Teach for America: How About Ohio?

This fall lawmakers will begin debate on the Ohio Core Curriculum, an initiative requiring high school students to take more math and science courses to graduate. If the legislation passes, district leaders will not have enough highly qualified teachers to cover the additional course load.
They can hardly fill their needs now. In 2004, there were 64 teaching vacancies in math and 60 in science. Teach for America (TFA)—a national teacher recruitment program that enlists young, idealistic college graduates much like the Peace Corps did two generations ago—could help fill the void. Their pool of applicants is up 20 percent, and these are hardly students from marginal schools. One-third of Notre Dame’s math, science, and engineering graduates applied to TFA, as did eight percent of Cal Tech’s class of 2006. By 2010, TFA wants to become the biggest employer of top college graduates in the nation.
Perfect timing? Nope. Unfortunately, strict state licensure requirements keep TFA out of our state.
Worse, we’re losing talented Ohioans. Since 2002, 196 graduates from some of our best universities have participated in TFA. These Buckeyes, literally some of the state’s best and brightest, are packing their bags to teach not in Columbus, Dayton, or Cleveland, but in high poverty schools in Philadelphia, the South Bronx, and Chicago.
How can districts recruit TFA teachers to Ohio? TFA vice president Diane Robinson declared, “If districts want us but laws are preventing us from coming, they need to take it on, or the (state legislators need) to take it on.” So why is Ohio still sitting on the sidelines?
Math, Science Graduates Sign On to Teach,” by Bess Keller, Education Week, June 12, 2006 (subscription required).
Teach for America Recruits Eager But Unwelcome,” by Stephanie Klupinksi, Catalyst Cleveland, Feb/March 2006.

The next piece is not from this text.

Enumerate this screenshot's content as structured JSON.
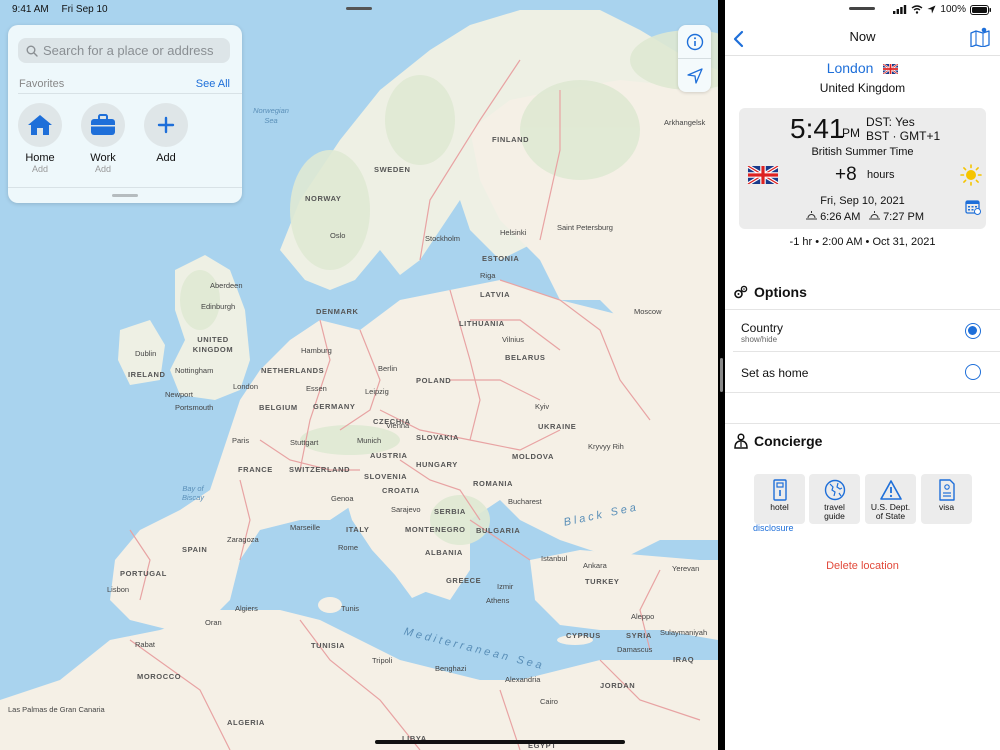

Teach for America Surges in Popularity,” Education with Student News, CNN, June 17, 2006.


Quentin Suffren is a Project Manager at the Thomas B. Fordham Institute